When my host ordered a $60 lobster for an appetizer, I was impressed. When he told me with a little too much sincerity that the resources of his company were fully at my disposal to ensure a successful career, I got a valuable lesson in the meaning of a “free” press dinner. Also, I gained insight into what dating life can probably be like for women.
Comdex 1999–Big names, mixed results
I attended the late, great Comdex mega-conference in Las Vegas in 1999. I got to watch a concert by the legendary Neville Brothers in a hotel ballroom. This was my introduction to the fact that sometimes attending a conference can mean seeing a big-name performer at no cost.

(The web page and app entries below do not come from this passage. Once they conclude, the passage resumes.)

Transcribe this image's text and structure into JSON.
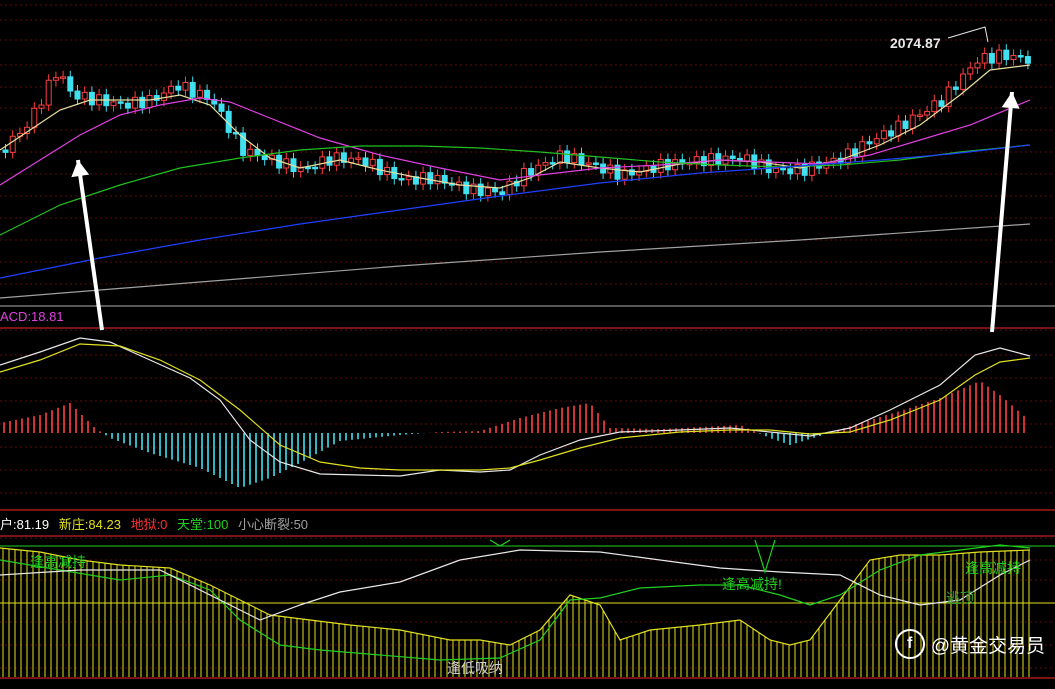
{
  "chart_data": [
    {
      "type": "candlestick",
      "price_label": "2074.87",
      "moving_averages": [
        "ma-yellow",
        "ma-magenta",
        "ma-green",
        "ma-blue",
        "ma-gray"
      ],
      "colors": {
        "up": "#ff4040",
        "down": "#40e0f0",
        "ma_fast": "#e8e0a0",
        "ma_mid": "#e040e0",
        "ma_slow": "#20c020",
        "ma_long": "#2040ff",
        "ma_longest": "#a0a0a0"
      }
    },
    {
      "type": "macd",
      "label": "ACD:18.81",
      "colors": {
        "dif": "#e8e8e8",
        "dea": "#e0e020",
        "pos": "#ff4040",
        "neg": "#40e0f0"
      }
    },
    {
      "type": "indicator",
      "labels": [
        {
          "text": "户:81.19",
          "color": "#ffffff"
        },
        {
          "text": "新庄:84.23",
          "color": "#e0e020"
        },
        {
          "text": "地狱:0",
          "color": "#ff3030"
        },
        {
          "text": "天堂:100",
          "color": "#20d020"
        },
        {
          "text": "小心断裂:50",
          "color": "#a0a0a0"
        }
      ],
      "annotations": [
        "逢高减持",
        "逢高减持!",
        "逢高减持",
        "逃顶",
        "逢低吸纳"
      ]
    }
  ],
  "watermark": "@黄金交易员"
}
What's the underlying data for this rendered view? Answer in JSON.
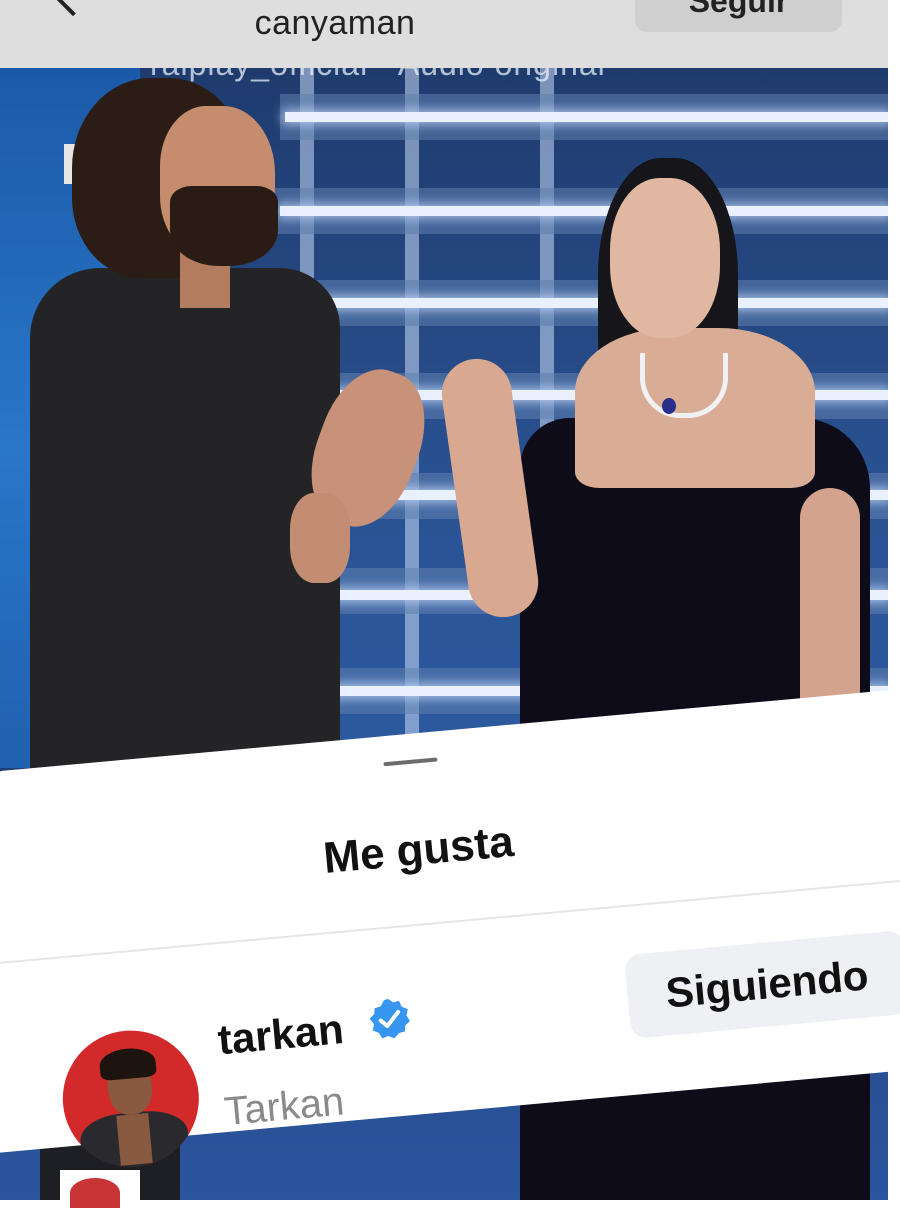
{
  "header": {
    "username": "canyaman",
    "follow_label": "Seguir"
  },
  "video": {
    "caption": "raiplay_official · Audio original",
    "channel_logo": "Rai"
  },
  "likes_sheet": {
    "title": "Me gusta",
    "users": [
      {
        "handle": "tarkan",
        "full_name": "Tarkan",
        "verified": true,
        "button_label": "Siguiendo",
        "avatar_bg": "#d22a2a"
      }
    ]
  },
  "colors": {
    "verified_badge": "#3797f0",
    "sheet_bg": "#ffffff",
    "secondary_text": "#8a8a8a",
    "button_bg": "#eff0f3"
  },
  "icons": {
    "back": "chevron-left-icon",
    "verified": "verified-badge-icon"
  }
}
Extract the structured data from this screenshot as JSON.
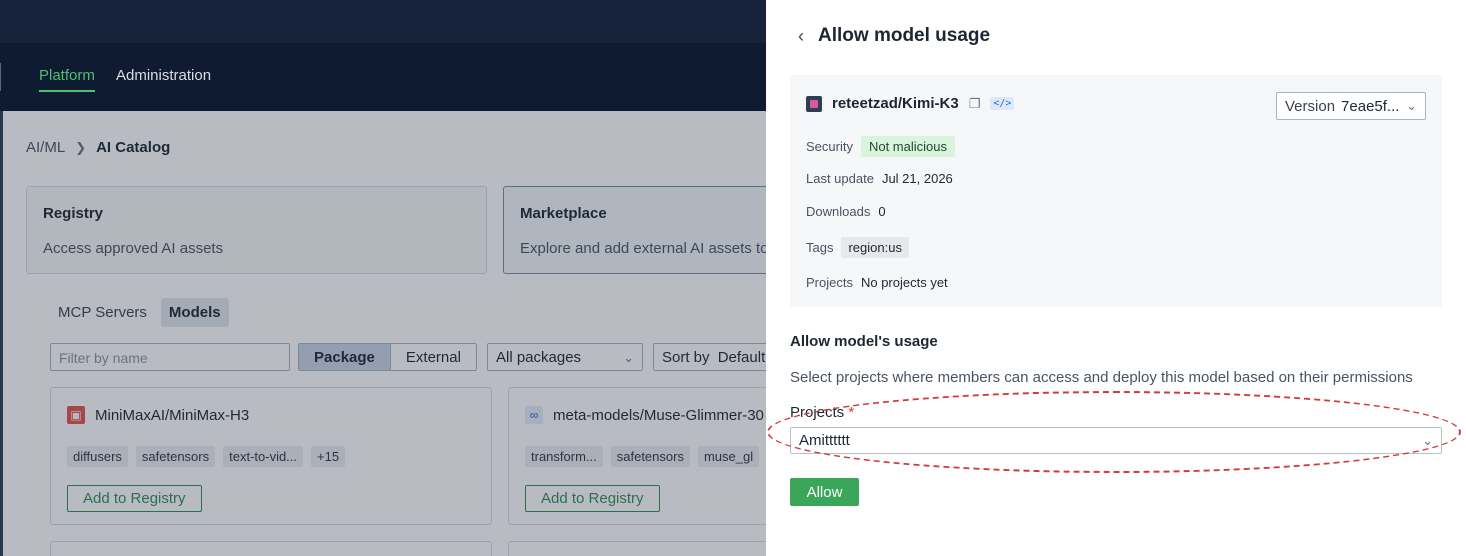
{
  "nav": {
    "items": [
      {
        "label": "Platform",
        "active": true
      },
      {
        "label": "Administration",
        "active": false
      }
    ]
  },
  "breadcrumb": {
    "parent": "AI/ML",
    "current": "AI Catalog"
  },
  "cards": {
    "registry": {
      "title": "Registry",
      "subtitle": "Access approved AI assets"
    },
    "marketplace": {
      "title": "Marketplace",
      "subtitle": "Explore and add external AI assets to"
    }
  },
  "subtabs": [
    {
      "label": "MCP Servers"
    },
    {
      "label": "Models"
    }
  ],
  "filters": {
    "filter_placeholder": "Filter by name",
    "segment": [
      "Package",
      "External"
    ],
    "packages_value": "All packages",
    "sort_label": "Sort by",
    "sort_value": "Default"
  },
  "models": [
    {
      "name": "MiniMaxAI/MiniMax-H3",
      "tags": [
        "diffusers",
        "safetensors",
        "text-to-vid...",
        "+15"
      ],
      "action": "Add to Registry"
    },
    {
      "name": "meta-models/Muse-Glimmer-30",
      "tags": [
        "transform...",
        "safetensors",
        "muse_gl"
      ],
      "action": "Add to Registry"
    }
  ],
  "panel": {
    "title": "Allow model usage",
    "model": {
      "name": "reteetzad/Kimi-K3",
      "version_label": "Version",
      "version_value": "7eae5f...",
      "security_label": "Security",
      "security_value": "Not malicious",
      "last_update_label": "Last update",
      "last_update_value": "Jul 21, 2026",
      "downloads_label": "Downloads",
      "downloads_value": "0",
      "tags_label": "Tags",
      "tags_value": "region:us",
      "projects_label": "Projects",
      "projects_value": "No projects yet"
    },
    "section_title": "Allow model's usage",
    "section_desc": "Select projects where members can access and deploy this model based on their permissions",
    "projects_field_label": "Projects",
    "required_mark": "*",
    "projects_selected": "Amitttttt",
    "allow_button": "Allow"
  },
  "colors": {
    "accent_green": "#3aa65a",
    "nav_bg": "#0f1b30",
    "highlight": "#d33b3b"
  }
}
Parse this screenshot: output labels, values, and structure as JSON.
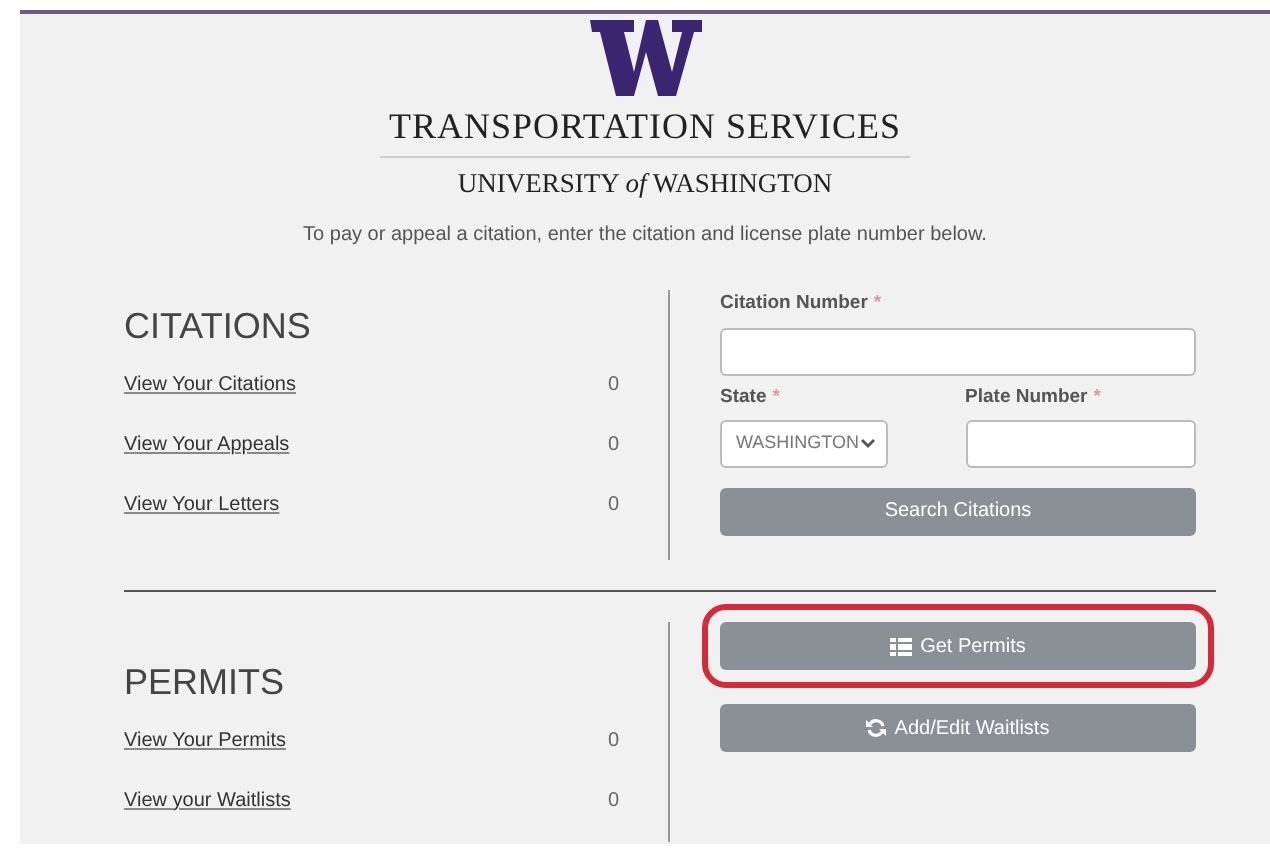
{
  "header": {
    "title": "TRANSPORTATION SERVICES",
    "subtitle": "UNIVERSITY *of* WASHINGTON",
    "instructions": "To pay or appeal a citation, enter the citation and license plate number below."
  },
  "citations": {
    "heading": "CITATIONS",
    "links": [
      {
        "label": "View Your Citations",
        "count": "0"
      },
      {
        "label": "View Your Appeals",
        "count": "0"
      },
      {
        "label": "View Your Letters",
        "count": "0"
      }
    ]
  },
  "citation_form": {
    "citation_number": {
      "label": "Citation Number",
      "required_mark": "*"
    },
    "state": {
      "label": "State",
      "required_mark": "*",
      "value": "WASHINGTON"
    },
    "plate_number": {
      "label": "Plate Number",
      "required_mark": "*"
    },
    "button": "Search Citations"
  },
  "permits": {
    "heading": "PERMITS",
    "links": [
      {
        "label": "View Your Permits",
        "count": "0"
      },
      {
        "label": "View your Waitlists",
        "count": "0"
      }
    ]
  },
  "permit_buttons": [
    {
      "label": "Get Permits",
      "kind": "list",
      "highlighted": true
    },
    {
      "label": "Add/Edit Waitlists",
      "kind": "refresh",
      "highlighted": false
    }
  ]
}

I also saw Bill Gates speak in a small auditorium where he tried to connect with the audience by cracking a joke about how his house had much better technology than our houses. It did not go over well. I learned even the best and the brightest make errors in judgment.
Retail Systems 2002–Future stars
At the 2002 edition of the dearly departed Retail Systems Conference in Chicago, I briefly shook hands with keynote speaker Jeff Bezos, who was riding around the show on a Segway scooter. A lot of experts at the time were predicting Amazon would be another “dot bomb,” while the Segway would end our dependence on fossil fuel. In hindsight, this encounter taught me that you never know what the person you meet today will do tomorrow, and expert opinions are simply guesses.
NRF Big Show–Playing the game
I have met many famous athletes at a lot of NRF booths over the years. Most of them will sign their autograph or pose for a photo with the enthusiasm of a convict facing sentencing. But baseball legend Steve Garvey and football hero Joe Theismann both went out of their way to smile, ask my name, shake my hand, thank me, and generally feign interest. Both taught me if you are going to do something, do it with class and style.
Do you have any funny/interesting/educational conference stories? Share them with me at [email protected]e.com.